Water Insecurity in Israel and the occupied Palestinian territories (oPt)
The iconic black water tanks on Palestinian roofs are the most visible symbol of the Palestinian water insecurity. These tanks store water in homes, many of which aren’t connected to public water mains. As of 2015, the water available for Palestinians in the West Bank and Gaza is well below the World Health Organization’s recommended 100 liters per person per day. Palestinians in the West Bank only have on average access to 83.4 liters of water per person per day and over 30,000 people don’t have running water in their homes. The situation is even worse in Gaza where per capita daily consumption is only 58.7 liters and 100,000 people are without running water. The water sharing agreements established in the Oslo Agreement of 1995 and the aftermath of the 2014 Gaza War explain these shortage.
Under the terms of the Oslo Agreement of 1995, Israel retained access to 483 million cubic meters of water per year or 80 percent of the water pumped from existing wells in the West Bank. This means that Israelis who live in illegal West Bank settlements have access to 367.1 liters of water per day, or more than four times the Palestinian consumption. The Oslo terms were meant to be temporary, lasting only five years. But with no final peace in sight, these terms prioritize the needs of expanding Israeli settlements over the needs of Palestinian villages.
Water scarcity is an even worse problem in Gaza. Since the 2014 Operation Protective Edge, 92 percent of the coastal aquifer has been unsafe to drink. Unlike the West Bank, Gazans can resort to desalinated water from the Mediterranean Sea, but this has become contaminated by sewage and other runoff. Israel’s municipal water corporation sells Gazans about 10 percent of their daily water consumption.
Churches for Middle East Peace encourages needs and rights based development to reduce inequality and promote human dignity, especially in the West Bank and Gaza.
Facts at a Glance
Annual Rainfall in Israel: 537 mm/y
Annual Rainfall in West Bank: 460 mm/y
Annual Rainfall in Gaza: 356mm/y
Water Availability in Israel: 99 litres per person per day
Water Availability in West Bank: 83.4 litres per person per day
Water Availability in Gaza: 91.2 litres per person per day
Percent of Coastal Aquifer Undrinkable: 95%
Palestinians lacking access to water infrastructure: 300,000
Israel’s Problematic Role in Perpetuating Water Insecurity for Palestine, Atlantic Council, June 2019
A land without water: the scramble to keep Jordan from running dry, Nature, September 2019

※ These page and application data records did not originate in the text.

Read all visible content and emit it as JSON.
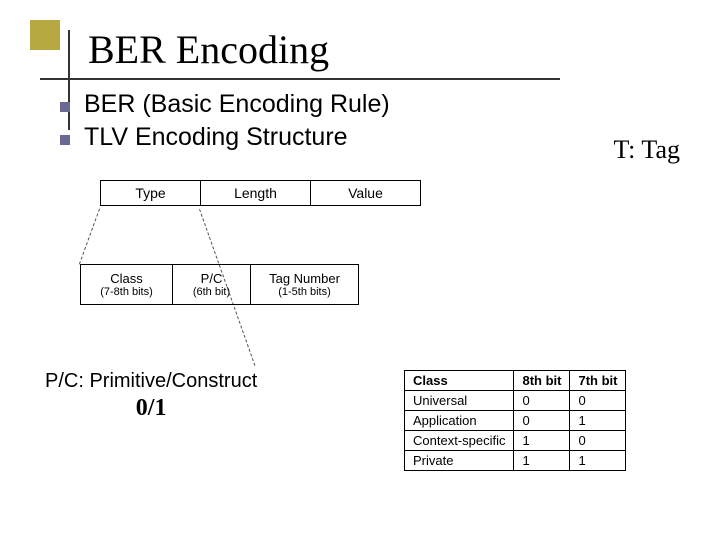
{
  "title": "BER Encoding",
  "bullets": [
    "BER (Basic Encoding Rule)",
    "TLV Encoding Structure"
  ],
  "t_tag": "T: Tag",
  "tlv": {
    "type": "Type",
    "length": "Length",
    "value": "Value"
  },
  "fields": {
    "class_label": "Class",
    "class_sub": "(7-8th bits)",
    "pc_label": "P/C",
    "pc_sub": "(6th bit)",
    "tag_label": "Tag Number",
    "tag_sub": "(1-5th bits)"
  },
  "pc_note": {
    "line": "P/C: Primitive/Construct",
    "zero_one": "0/1"
  },
  "class_table": {
    "headers": [
      "Class",
      "8th bit",
      "7th bit"
    ],
    "rows": [
      [
        "Universal",
        "0",
        "0"
      ],
      [
        "Application",
        "0",
        "1"
      ],
      [
        "Context-specific",
        "1",
        "0"
      ],
      [
        "Private",
        "1",
        "1"
      ]
    ]
  }
}
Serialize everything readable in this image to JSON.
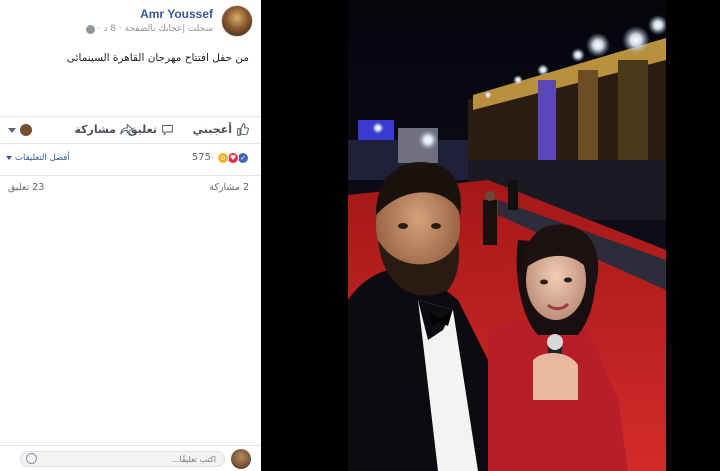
{
  "post": {
    "author": "Amr Youssef",
    "meta": "سجلت إعجابك بالصفحة · 8 د ·",
    "text": "من حفل افتتاح مهرجان القاهرة السينمائى"
  },
  "actions": {
    "like": "أعجبني",
    "comment": "تعليق",
    "share": "مشاركة"
  },
  "reactions": {
    "count": "575",
    "top_comments": "أفضل التعليقات"
  },
  "stats": {
    "shares": "2 مشاركة",
    "comments": "23 تعليق"
  },
  "comment_box": {
    "placeholder": "اكتب تعليقًا..."
  },
  "icons": [
    "globe-icon",
    "thumbs-up-icon",
    "comment-icon",
    "share-icon",
    "like-reaction-icon",
    "love-reaction-icon",
    "wow-reaction-icon",
    "emoji-icon"
  ],
  "colors": {
    "link": "#365899",
    "like": "#4267b2",
    "love": "#f0284a",
    "wow": "#f7b125",
    "carpet": "#c41f1f"
  }
}
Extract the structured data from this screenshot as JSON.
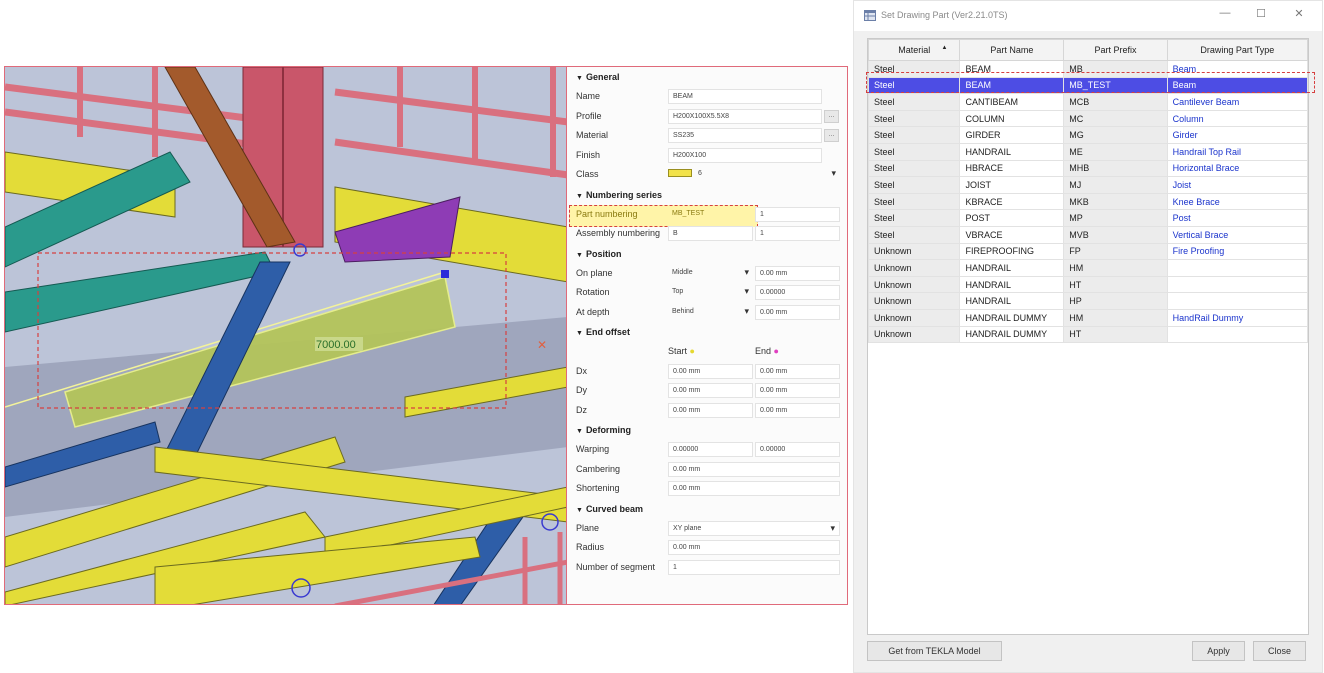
{
  "properties": {
    "general": {
      "header": "General",
      "name_label": "Name",
      "name_value": "BEAM",
      "profile_label": "Profile",
      "profile_value": "H200X100X5.5X8",
      "material_label": "Material",
      "material_value": "SS235",
      "finish_label": "Finish",
      "finish_value": "H200X100",
      "class_label": "Class",
      "class_value": "6",
      "class_color": "#f2e24a"
    },
    "numbering": {
      "header": "Numbering series",
      "part_label": "Part numbering",
      "part_prefix": "MB_TEST",
      "part_start": "1",
      "assembly_label": "Assembly numbering",
      "assembly_prefix": "B",
      "assembly_start": "1"
    },
    "position": {
      "header": "Position",
      "on_plane_label": "On plane",
      "on_plane_value": "Middle",
      "on_plane_offset": "0.00 mm",
      "rotation_label": "Rotation",
      "rotation_value": "Top",
      "rotation_offset": "0.00000",
      "at_depth_label": "At depth",
      "at_depth_value": "Behind",
      "at_depth_offset": "0.00 mm"
    },
    "end_offset": {
      "header": "End offset",
      "start_label": "Start",
      "end_label": "End",
      "dx_label": "Dx",
      "dx_start": "0.00 mm",
      "dx_end": "0.00 mm",
      "dy_label": "Dy",
      "dy_start": "0.00 mm",
      "dy_end": "0.00 mm",
      "dz_label": "Dz",
      "dz_start": "0.00 mm",
      "dz_end": "0.00 mm"
    },
    "deforming": {
      "header": "Deforming",
      "warping_label": "Warping",
      "warping_start": "0.00000",
      "warping_end": "0.00000",
      "cambering_label": "Cambering",
      "cambering_value": "0.00 mm",
      "shortening_label": "Shortening",
      "shortening_value": "0.00 mm"
    },
    "curved_beam": {
      "header": "Curved beam",
      "plane_label": "Plane",
      "plane_value": "XY plane",
      "radius_label": "Radius",
      "radius_value": "0.00 mm",
      "segments_label": "Number of segment",
      "segments_value": "1"
    }
  },
  "viewport": {
    "dimension_label": "7000.00"
  },
  "dialog": {
    "title": "Set Drawing Part (Ver2.21.0TS)",
    "columns": [
      "Material",
      "Part Name",
      "Part Prefix",
      "Drawing Part Type"
    ],
    "rows": [
      {
        "material": "Steel",
        "name": "BEAM",
        "prefix": "MB",
        "type": "Beam"
      },
      {
        "material": "Steel",
        "name": "BEAM",
        "prefix": "MB_TEST",
        "type": "Beam"
      },
      {
        "material": "Steel",
        "name": "CANTIBEAM",
        "prefix": "MCB",
        "type": "Cantilever Beam"
      },
      {
        "material": "Steel",
        "name": "COLUMN",
        "prefix": "MC",
        "type": "Column"
      },
      {
        "material": "Steel",
        "name": "GIRDER",
        "prefix": "MG",
        "type": "Girder"
      },
      {
        "material": "Steel",
        "name": "HANDRAIL",
        "prefix": "ME",
        "type": "Handrail Top Rail"
      },
      {
        "material": "Steel",
        "name": "HBRACE",
        "prefix": "MHB",
        "type": "Horizontal Brace"
      },
      {
        "material": "Steel",
        "name": "JOIST",
        "prefix": "MJ",
        "type": "Joist"
      },
      {
        "material": "Steel",
        "name": "KBRACE",
        "prefix": "MKB",
        "type": "Knee Brace"
      },
      {
        "material": "Steel",
        "name": "POST",
        "prefix": "MP",
        "type": "Post"
      },
      {
        "material": "Steel",
        "name": "VBRACE",
        "prefix": "MVB",
        "type": "Vertical Brace"
      },
      {
        "material": "Unknown",
        "name": "FIREPROOFING",
        "prefix": "FP",
        "type": "Fire Proofing"
      },
      {
        "material": "Unknown",
        "name": "HANDRAIL",
        "prefix": "HM",
        "type": ""
      },
      {
        "material": "Unknown",
        "name": "HANDRAIL",
        "prefix": "HT",
        "type": ""
      },
      {
        "material": "Unknown",
        "name": "HANDRAIL",
        "prefix": "HP",
        "type": ""
      },
      {
        "material": "Unknown",
        "name": "HANDRAIL DUMMY",
        "prefix": "HM",
        "type": "HandRail Dummy"
      },
      {
        "material": "Unknown",
        "name": "HANDRAIL DUMMY",
        "prefix": "HT",
        "type": ""
      }
    ],
    "selected_row": 1,
    "sort_indicator": "▲",
    "get_button": "Get from TEKLA Model",
    "apply_button": "Apply",
    "close_button": "Close",
    "min_glyph": "—",
    "max_glyph": "☐",
    "close_glyph": "✕"
  }
}
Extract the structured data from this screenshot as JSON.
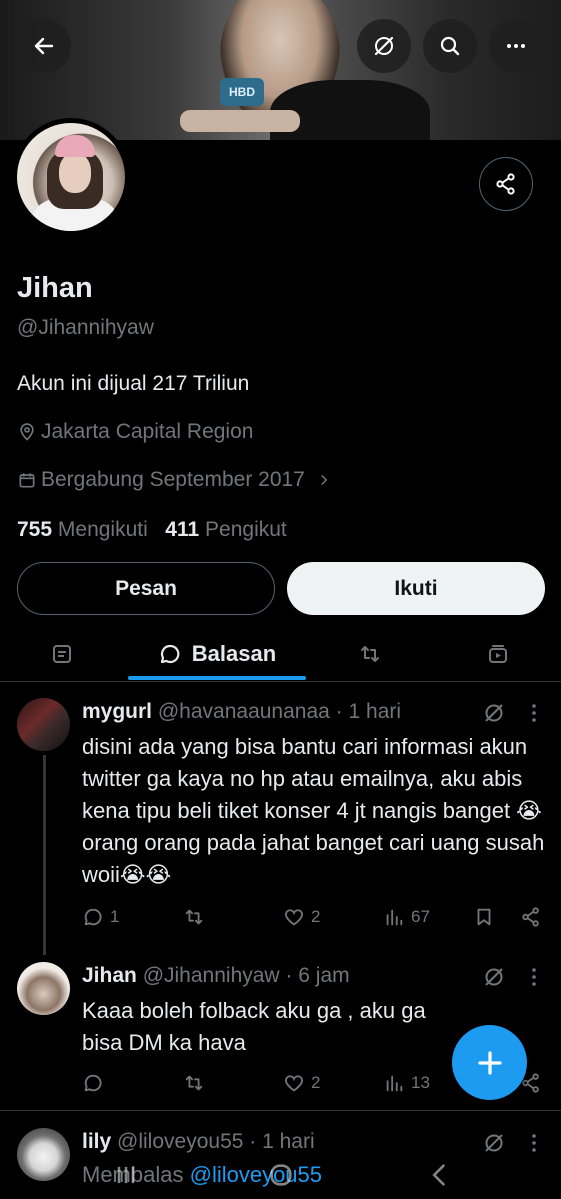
{
  "profile": {
    "name": "Jihan",
    "handle": "@Jihannihyaw",
    "bio": "Akun ini dijual 217 Triliun",
    "location": "Jakarta Capital Region",
    "joined": "Bergabung September 2017",
    "following_count": "755",
    "following_label": "Mengikuti",
    "followers_count": "411",
    "followers_label": "Pengikut"
  },
  "banner": {
    "cake_text": "HBD"
  },
  "header_icons": [
    "back-arrow-icon",
    "grok-icon",
    "search-icon",
    "more-icon"
  ],
  "buttons": {
    "message": "Pesan",
    "follow": "Ikuti"
  },
  "tabs": {
    "active_label": "Balasan"
  },
  "posts": [
    {
      "author": "mygurl",
      "handle": "@havanaaunanaa",
      "time": "· 1 hari",
      "text": "disini ada yang bisa bantu cari informasi akun twitter ga kaya no hp atau emailnya, aku abis kena tipu beli tiket konser 4 jt nangis banget 😭 orang orang pada jahat banget cari uang susah woii😭😭",
      "replies": "1",
      "reposts": "",
      "likes": "2",
      "views": "67"
    },
    {
      "author": "Jihan",
      "handle": "@Jihannihyaw",
      "time": "· 6 jam",
      "text": "Kaaa boleh folback aku ga , aku ga bisa DM ka hava",
      "replies": "",
      "reposts": "",
      "likes": "2",
      "views": "13"
    },
    {
      "author": "lily",
      "handle": "@liloveyou55",
      "time": "· 1 hari",
      "replying_prefix": "Membalas",
      "replying_to": "@liloveyou55"
    }
  ],
  "colors": {
    "accent": "#1d9bf0",
    "background": "#000000",
    "muted": "#71767b",
    "text": "#e7e9ea"
  }
}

Water Energy Nexus: A Pre-Feasibility Study for Middle East Water Renewable Energy Exchanges, Ecopeace, 2017
“Israel and Palestine have access to the Mediterranean, and thus, relatively easy access to desalination, but have relatively little open spaces necessary for large scale renewable energy facilities; whereas Jordan’s access to the sea is far from its population centers, but it has a relatively large amount of unpopulated spaces that are very suitable for producing renewable energy, particularly solar. This report presents a pre-feasibility study of an initiative for water-energy exchanges between Israel, Jordan and Palestine as a means of addressing water and energy needs in an economically efficient and environmentally sound manner.” Read More
Israeli Water Sector Regional Cooperation, Israel Water Authority, 2015
An overview published by the Israel Water Authority on its water diplomacy with the Palestinian Authority and Jordan. According to the Israeli Water Authority, Israel has met its obligations under both the Oslo Accords and 1994 Israeli-Jordanian Treaty. Read More
National Water Policy for Palestine, Palestinian Water Authority, 2013
“Despite the limited water resources available and the importance of water to a healthy future, there have been instances where the value of water has been overlooked. The sustainable management of water resources does not offer easy solutions as the country is suffering from water scarcity, as Israel is hindering Palestinian access to natural water resources. Thus, legal and administrative measures need to be continually updated based on a plan developed from a strategy, which is in turn the expression of a national water policy.” Read More
Jordan Water Sector Facts and Figures, Ministry of Water and Irrigation, 2015
“Jordan suffers from water scarcity, which poses a threat that would affect all sectors that depend on the availability of water for the sustainability of activities for their development and prosperity.” Read More